I come back into the first room and Woody stands within six inches of me, right up close. I’m facing the casting lady and we do the scene together. After, I say, “If you want me to change it up a little…" And he says "Well, you have the essence. It was perfect."
So I was, "Okay, I’ll be seeing you on the set. Hah-hah!" And then a couple of days later I was at my home in Vegas and I saw the text from Bruce, my manager: "You got it."
[Related:Summer Movies with Oscar Potential]
Listen: It was an emotional moment. I lost my parents in the past five years. My father was always in the business with me. It was pretty emotional to get into a movie directed by one of the great filmmakers of all time — for a serious role, a straight man. Even to this day it's still a little overwhelming to me.
Honestly I was never a Woody Allen freak. I always had my favorite movies: I loved "Broadway Danny Rose." He's so wacky in that, so nervous, he just played it to the hilt — and "Bullets Over Broadway" and "Bananas" and "Small Time Crooks." I also love "Annie Hall," but I was really young when that one came out.
Sally Hawkins and Andrew Dice Clay in 'Blue Jasmine' (Photo: Sony Pictures Classics)
When I'm on stage as a comic I'll say I'm the greatest in the world, but I haven't done a movie in over 12 years. I hope I did the kind of job Woody wanted from me. I was prepared as far as the lines go, as far as acting I believe I read the lines and did them the way they were meant to be said.
I'm not a guy that went to acting school. I used a comedy stage to learn how to act. Years ago, when I did "Crime Story" for Michael Mann, one of the writer/producers said to me, "I gotta tell you, when I watch you do a scene everything you do looks wrong. And when we go into the editing room, it looks perfect. Can you explain that to me?"
I can't, but that's the kind of actor I am. Years ago, James Cagney, Edward G. Robinson, Humphrey Bogart, these were guys that had their own method. That's what I try to do. I never go by the book. To play Augie, I was doing something I've never done on film, stripping down to a regular guy and playing that kind of role.
Woody gave me the best compliment.

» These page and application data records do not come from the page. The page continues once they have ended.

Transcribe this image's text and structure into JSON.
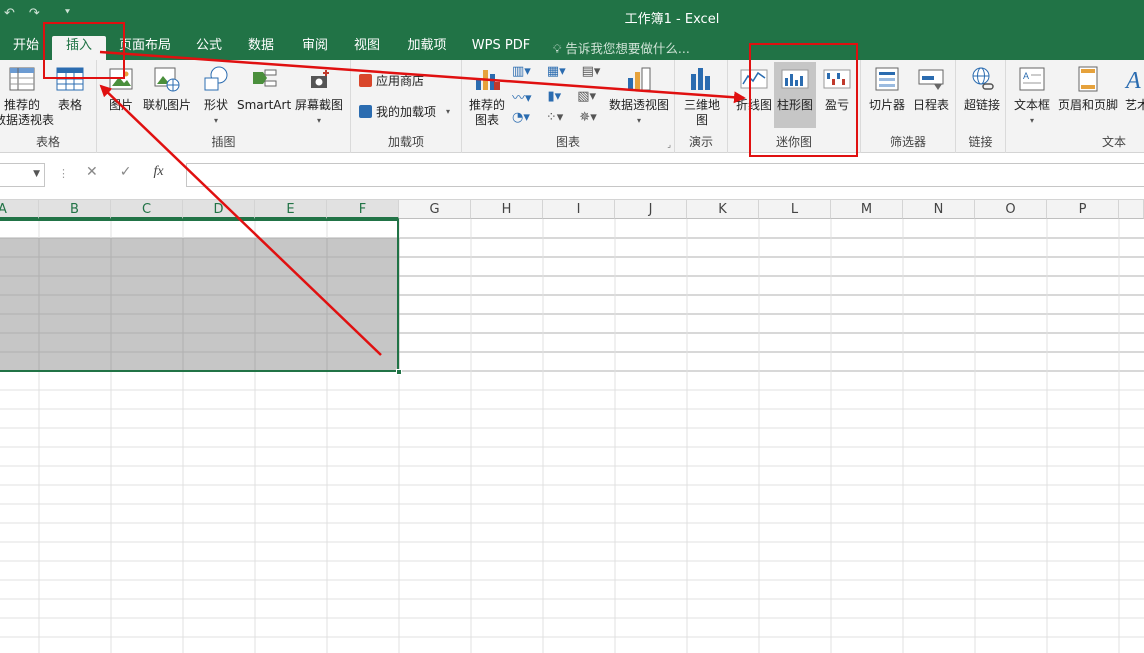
{
  "title": "工作簿1 - Excel",
  "qat": {
    "undo": "↶",
    "redo": "↷",
    "customize": "⯆"
  },
  "tabs": [
    "开始",
    "插入",
    "页面布局",
    "公式",
    "数据",
    "审阅",
    "视图",
    "加载项",
    "WPS PDF"
  ],
  "active_tab": "插入",
  "tell_me": "告诉我您想要做什么...",
  "ribbon": {
    "tables": {
      "label": "表格",
      "recommended_pivot": "推荐的\n数据透视表",
      "table": "表格"
    },
    "illustrations": {
      "label": "插图",
      "picture": "图片",
      "online_picture": "联机图片",
      "shapes": "形状",
      "smartart": "SmartArt",
      "screenshot": "屏幕截图"
    },
    "addins": {
      "label": "加载项",
      "store": "应用商店",
      "my_addins": "我的加载项"
    },
    "charts": {
      "label": "图表",
      "recommended": "推荐的\n图表",
      "pivot_chart": "数据透视图"
    },
    "tours": {
      "label": "演示",
      "map3d": "三维地\n图"
    },
    "sparklines": {
      "label": "迷你图",
      "line": "折线图",
      "column": "柱形图",
      "winloss": "盈亏"
    },
    "filters": {
      "label": "筛选器",
      "slicer": "切片器",
      "timeline": "日程表"
    },
    "links": {
      "label": "链接",
      "hyperlink": "超链接"
    },
    "text": {
      "label": "文本",
      "textbox": "文本框",
      "header_footer": "页眉和页脚",
      "wordart": "艺术"
    }
  },
  "formula_bar": {
    "name_box": "",
    "cancel": "✕",
    "enter": "✓",
    "fx": "fx",
    "value": ""
  },
  "columns": [
    "A",
    "B",
    "C",
    "D",
    "E",
    "F",
    "G",
    "H",
    "I",
    "J",
    "K",
    "L",
    "M",
    "N",
    "O",
    "P"
  ],
  "selected_columns": [
    "A",
    "B",
    "C",
    "D",
    "E",
    "F"
  ],
  "colors": {
    "brand": "#217346",
    "annotation": "#e01010",
    "selection_fill": "#c6c6c6"
  }
}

We were on the set and he was talking to a writer's son, and he says, "Andrew Clay is somebody you want to know because he is the greatest natural actor I've ever worked with," I had to say "Please don't say it again," because once I take off my leather jacket, I'm very modest. You'd never know it seeing me on the comedy stage.

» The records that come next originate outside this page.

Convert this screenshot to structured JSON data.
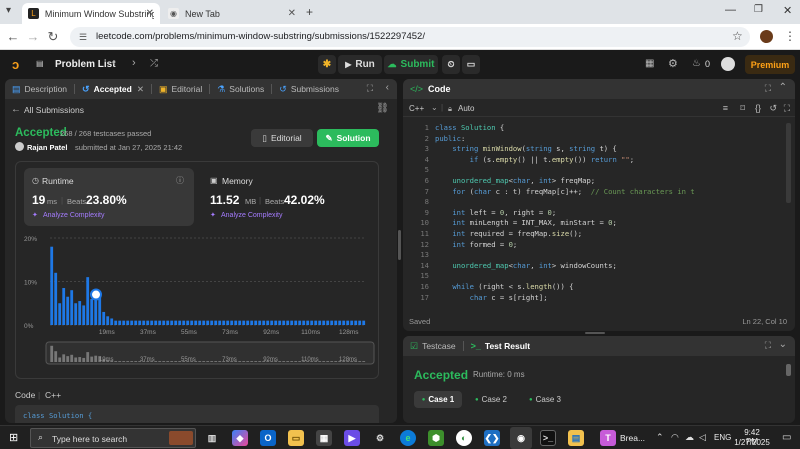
{
  "browser": {
    "tabs": [
      {
        "title": "Minimum Window Substring - L",
        "active": true
      },
      {
        "title": "New Tab",
        "active": false
      }
    ],
    "url": "leetcode.com/problems/minimum-window-substring/submissions/1522297452/"
  },
  "nav": {
    "problem_list": "Problem List",
    "run": "Run",
    "submit": "Submit",
    "streak": "0",
    "premium": "Premium"
  },
  "left_tabs": [
    "Description",
    "Accepted",
    "Editorial",
    "Solutions",
    "Submissions"
  ],
  "submission": {
    "back_label": "All Submissions",
    "status": "Accepted",
    "testcases": "268 / 268 testcases passed",
    "user": "Rajan Patel",
    "submitted": "submitted at Jan 27, 2025 21:42",
    "editorial_btn": "Editorial",
    "solution_btn": "Solution",
    "runtime": {
      "label": "Runtime",
      "value": "19",
      "unit": "ms",
      "beats_label": "Beats",
      "beats": "23.80%",
      "analyze": "Analyze Complexity"
    },
    "memory": {
      "label": "Memory",
      "value": "11.52",
      "unit": "MB",
      "beats_label": "Beats",
      "beats": "42.02%",
      "analyze": "Analyze Complexity"
    },
    "code_label": "Code",
    "code_lang": "C++",
    "code_preview": "class Solution {"
  },
  "chart_data": {
    "type": "bar",
    "y_ticks": [
      "20%",
      "10%",
      "0%"
    ],
    "x_ticks": [
      "19ms",
      "37ms",
      "55ms",
      "73ms",
      "92ms",
      "110ms",
      "128ms"
    ],
    "ylim": [
      0,
      20
    ],
    "values": [
      18,
      12,
      5,
      8.5,
      6.5,
      8,
      5,
      5.5,
      4.5,
      11,
      6,
      7,
      6.5,
      3,
      2,
      1.5,
      1,
      1,
      1,
      1,
      1,
      1,
      1,
      1,
      1,
      1,
      1,
      1,
      1,
      1,
      1,
      1,
      1,
      1,
      1,
      1,
      1,
      1,
      1,
      1,
      1,
      1,
      1,
      1,
      1,
      1,
      1,
      1,
      1,
      1,
      1,
      1,
      1,
      1,
      1,
      1,
      1,
      1,
      1,
      1,
      1,
      1,
      1,
      1,
      1,
      1,
      1,
      1,
      1,
      1,
      1,
      1,
      1,
      1,
      1,
      1,
      1,
      1,
      1
    ],
    "highlight_index": 11,
    "colors": {
      "bar": "#1e78e6",
      "highlight": "#ffffff"
    }
  },
  "editor": {
    "title": "Code",
    "language": "C++",
    "mode": "Auto",
    "status": "Saved",
    "cursor": "Ln 22, Col 10",
    "lines": [
      {
        "n": "1",
        "html": "<span class='kw'>class</span> <span class='ty'>Solution</span> {"
      },
      {
        "n": "2",
        "html": "<span class='kw'>public</span>:"
      },
      {
        "n": "3",
        "html": "    <span class='kw'>string</span> <span class='fn'>minWindow</span>(<span class='kw'>string</span> s, <span class='kw'>string</span> t) {"
      },
      {
        "n": "4",
        "html": "        <span class='kw'>if</span> (s.<span class='fn'>empty</span>() || t.<span class='fn'>empty</span>()) <span class='kw'>return</span> <span class='st'>\"\"</span>;"
      },
      {
        "n": "5",
        "html": ""
      },
      {
        "n": "6",
        "html": "    <span class='ty'>unordered_map</span>&lt;<span class='kw'>char</span>, <span class='kw'>int</span>&gt; freqMap;"
      },
      {
        "n": "7",
        "html": "    <span class='kw'>for</span> (<span class='kw'>char</span> c : t) freqMap[c]++;  <span class='cm'>// Count characters in t</span>"
      },
      {
        "n": "8",
        "html": ""
      },
      {
        "n": "9",
        "html": "    <span class='kw'>int</span> left = <span class='nm'>0</span>, right = <span class='nm'>0</span>;"
      },
      {
        "n": "10",
        "html": "    <span class='kw'>int</span> minLength = INT_MAX, minStart = <span class='nm'>0</span>;"
      },
      {
        "n": "11",
        "html": "    <span class='kw'>int</span> required = freqMap.<span class='fn'>size</span>();"
      },
      {
        "n": "12",
        "html": "    <span class='kw'>int</span> formed = <span class='nm'>0</span>;"
      },
      {
        "n": "13",
        "html": ""
      },
      {
        "n": "14",
        "html": "    <span class='ty'>unordered_map</span>&lt;<span class='kw'>char</span>, <span class='kw'>int</span>&gt; windowCounts;"
      },
      {
        "n": "15",
        "html": ""
      },
      {
        "n": "16",
        "html": "    <span class='kw'>while</span> (right &lt; s.<span class='fn'>length</span>()) {"
      },
      {
        "n": "17",
        "html": "        <span class='kw'>char</span> c = s[right];"
      }
    ]
  },
  "bottom": {
    "testcase_tab": "Testcase",
    "result_tab": "Test Result",
    "status": "Accepted",
    "runtime": "Runtime: 0 ms",
    "cases": [
      "Case 1",
      "Case 2",
      "Case 3"
    ]
  },
  "taskbar": {
    "search_placeholder": "Type here to search",
    "app_label": "Brea...",
    "lang": "ENG",
    "time": "9:42 PM",
    "date": "1/27/2025"
  }
}
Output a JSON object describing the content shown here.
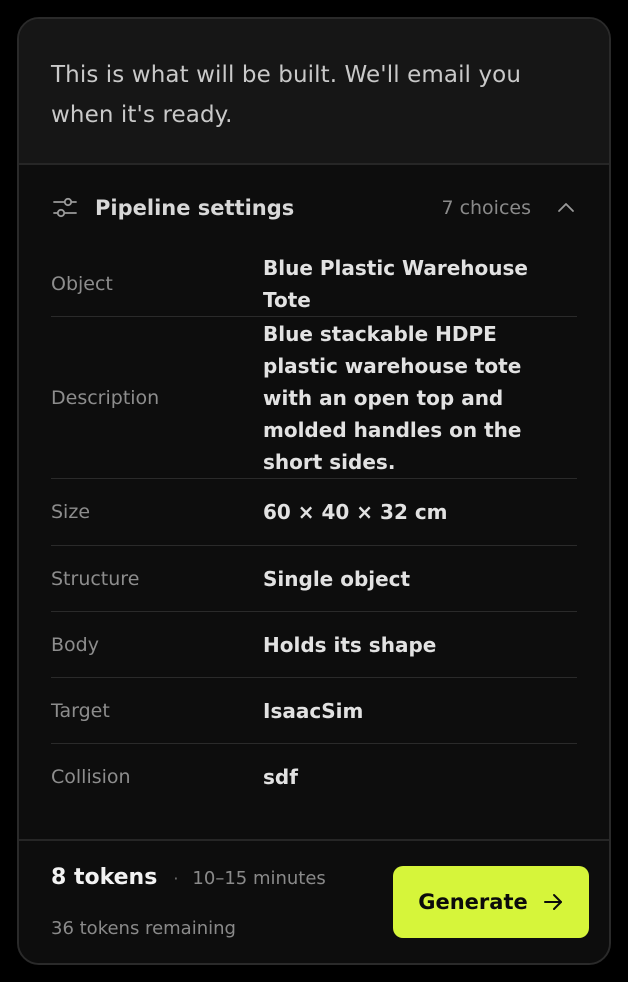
{
  "intro": {
    "text": "This is what will be built. We'll email you when it's ready."
  },
  "settings": {
    "title": "Pipeline settings",
    "choices": "7 choices",
    "expanded": true,
    "icon": "sliders-icon",
    "rows": [
      {
        "label": "Object",
        "value": "Blue Plastic Warehouse Tote"
      },
      {
        "label": "Description",
        "value": "Blue stackable HDPE plastic warehouse tote with an open top and molded handles on the short sides."
      },
      {
        "label": "Size",
        "value": "60 × 40 × 32 cm"
      },
      {
        "label": "Structure",
        "value": "Single object"
      },
      {
        "label": "Body",
        "value": "Holds its shape"
      },
      {
        "label": "Target",
        "value": "IsaacSim"
      },
      {
        "label": "Collision",
        "value": "sdf"
      }
    ]
  },
  "footer": {
    "tokens": "8 tokens",
    "separator": "·",
    "duration": "10–15 minutes",
    "remaining": "36 tokens remaining",
    "generate_label": "Generate"
  },
  "colors": {
    "accent": "#d6f53a",
    "card_bg": "#0d0d0d",
    "intro_bg": "#161616"
  }
}
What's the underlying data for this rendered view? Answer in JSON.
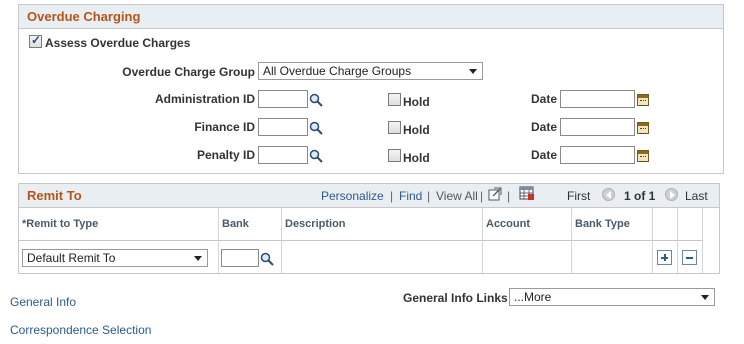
{
  "overdue_charging": {
    "title": "Overdue Charging",
    "assess_checkbox_label": "Assess Overdue Charges",
    "assess_checked": true,
    "charge_group_label": "Overdue Charge Group",
    "charge_group_value": "All Overdue Charge Groups",
    "rows": [
      {
        "id_label": "Administration ID",
        "hold_label": "Hold",
        "date_label": "Date"
      },
      {
        "id_label": "Finance ID",
        "hold_label": "Hold",
        "date_label": "Date"
      },
      {
        "id_label": "Penalty ID",
        "hold_label": "Hold",
        "date_label": "Date"
      }
    ]
  },
  "remit_to": {
    "title": "Remit To",
    "toolbar": {
      "personalize": "Personalize",
      "separator": "|",
      "find": "Find",
      "view_all": "View All",
      "first": "First",
      "range": "1 of 1",
      "last": "Last"
    },
    "columns": [
      "*Remit to Type",
      "Bank",
      "Description",
      "Account",
      "Bank Type"
    ],
    "row": {
      "remit_type": "Default Remit To"
    }
  },
  "footer": {
    "general_info": "General Info",
    "general_info_links_label": "General Info Links",
    "general_info_links_value": "...More",
    "correspondence": "Correspondence Selection"
  }
}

Today, Leonard Maltin sent me a tweet saying how great I was in the film. I never was at that place in the business where I thought I'm above it all. With this whole resurgence I'm very humbled. I'm excited about it but, honestly, if I didn't have to go to the premiere this week, I wouldn't watch "Blue Jasmine" for two years. I'd rather hear people talk about it than see it.
"Blue Jasmine" opens in limited release on Friday.
- Arts & Entertainment
- Woody Allen